A verbatim repetition of the data below is requested, without images.

───── Information provided ─────

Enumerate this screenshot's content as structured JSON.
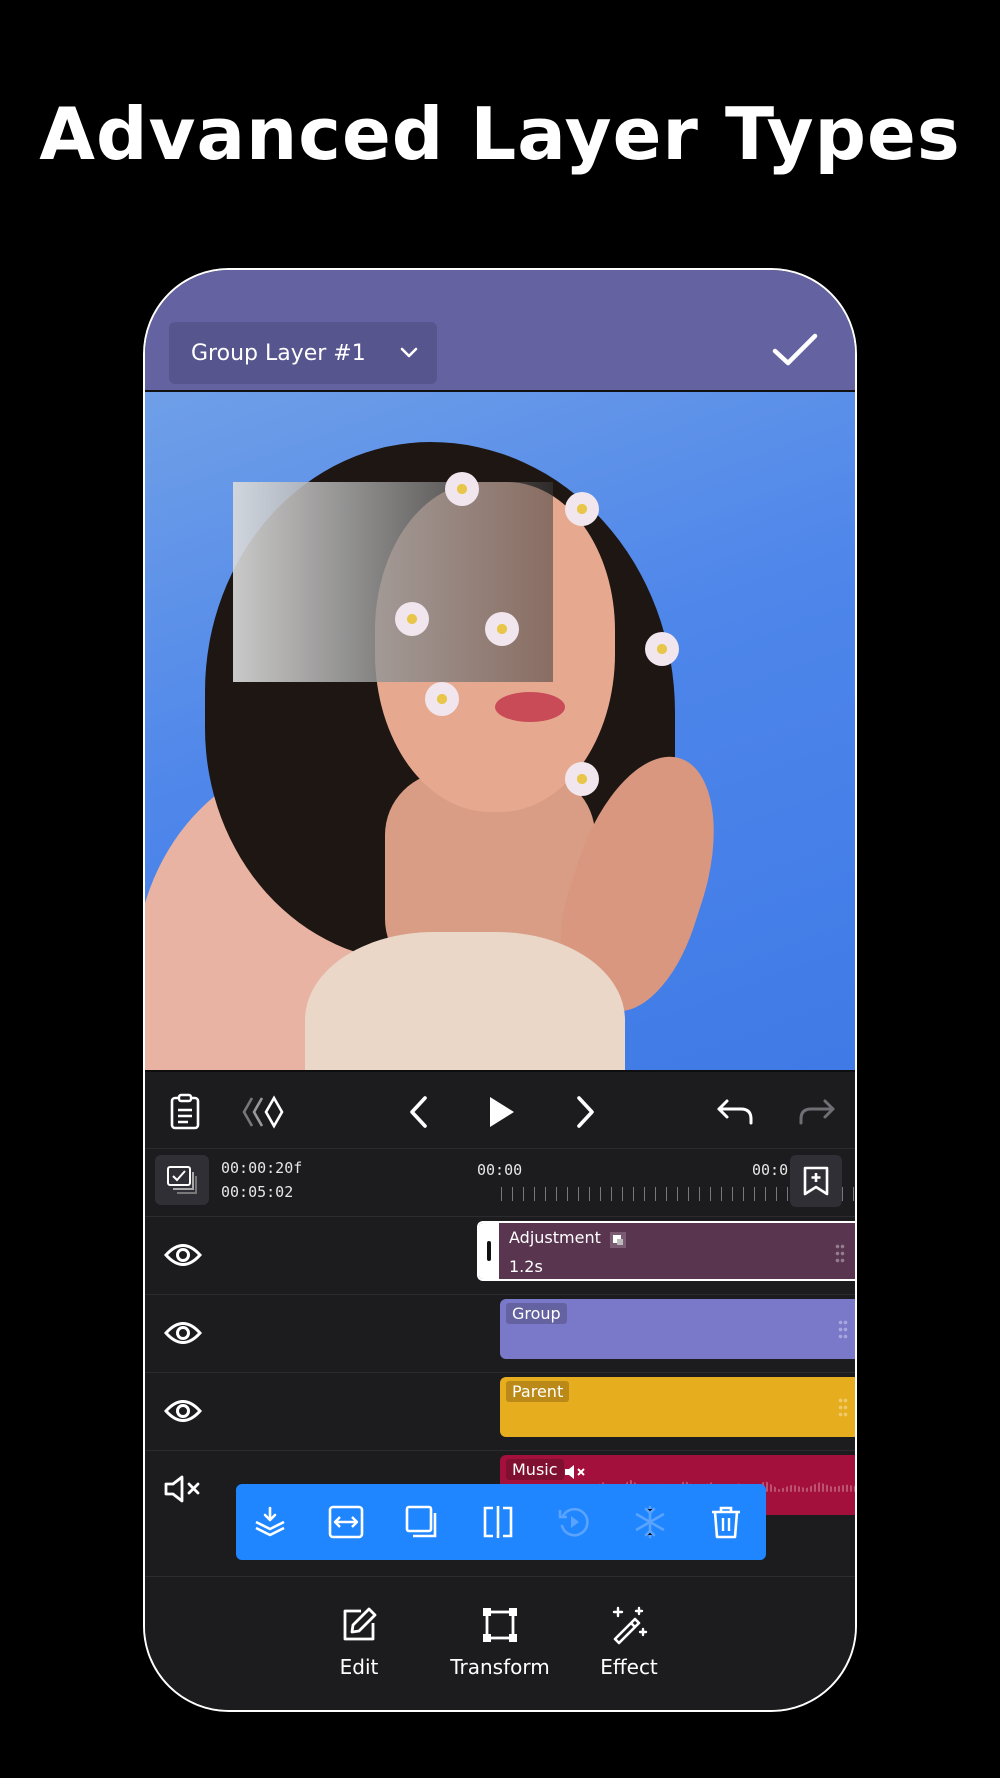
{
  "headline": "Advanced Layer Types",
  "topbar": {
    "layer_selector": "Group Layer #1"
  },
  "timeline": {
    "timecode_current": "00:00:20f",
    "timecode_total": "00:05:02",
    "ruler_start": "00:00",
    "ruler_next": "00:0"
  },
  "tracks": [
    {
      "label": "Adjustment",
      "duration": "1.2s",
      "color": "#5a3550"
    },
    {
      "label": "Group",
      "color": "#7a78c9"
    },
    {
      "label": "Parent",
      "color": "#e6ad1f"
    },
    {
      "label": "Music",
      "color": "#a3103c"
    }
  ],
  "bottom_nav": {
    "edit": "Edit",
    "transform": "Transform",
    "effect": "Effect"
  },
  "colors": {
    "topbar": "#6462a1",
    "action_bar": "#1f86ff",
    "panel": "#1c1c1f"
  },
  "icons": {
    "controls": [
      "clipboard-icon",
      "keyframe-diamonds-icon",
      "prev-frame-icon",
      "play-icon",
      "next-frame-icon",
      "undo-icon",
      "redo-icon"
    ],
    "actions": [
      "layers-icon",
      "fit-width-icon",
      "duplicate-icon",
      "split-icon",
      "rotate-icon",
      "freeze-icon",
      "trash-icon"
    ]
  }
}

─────

◆ **Exercise answer**
Enumerate this screenshot's content as structured JSON.
{
  "headline": "Advanced Layer Types",
  "topbar": {
    "layer_selector": "Group Layer #1"
  },
  "timeline": {
    "timecode_current": "00:00:20f",
    "timecode_total": "00:05:02",
    "ruler_start": "00:00",
    "ruler_next": "00:0"
  },
  "tracks": [
    {
      "label": "Adjustment",
      "duration": "1.2s",
      "color": "#5a3550"
    },
    {
      "label": "Group",
      "color": "#7a78c9"
    },
    {
      "label": "Parent",
      "color": "#e6ad1f"
    },
    {
      "label": "Music",
      "color": "#a3103c"
    }
  ],
  "bottom_nav": {
    "edit": "Edit",
    "transform": "Transform",
    "effect": "Effect"
  },
  "colors": {
    "topbar": "#6462a1",
    "action_bar": "#1f86ff",
    "panel": "#1c1c1f"
  },
  "icons": {
    "controls": [
      "clipboard-icon",
      "keyframe-diamonds-icon",
      "prev-frame-icon",
      "play-icon",
      "next-frame-icon",
      "undo-icon",
      "redo-icon"
    ],
    "actions": [
      "layers-icon",
      "fit-width-icon",
      "duplicate-icon",
      "split-icon",
      "rotate-icon",
      "freeze-icon",
      "trash-icon"
    ]
  }
}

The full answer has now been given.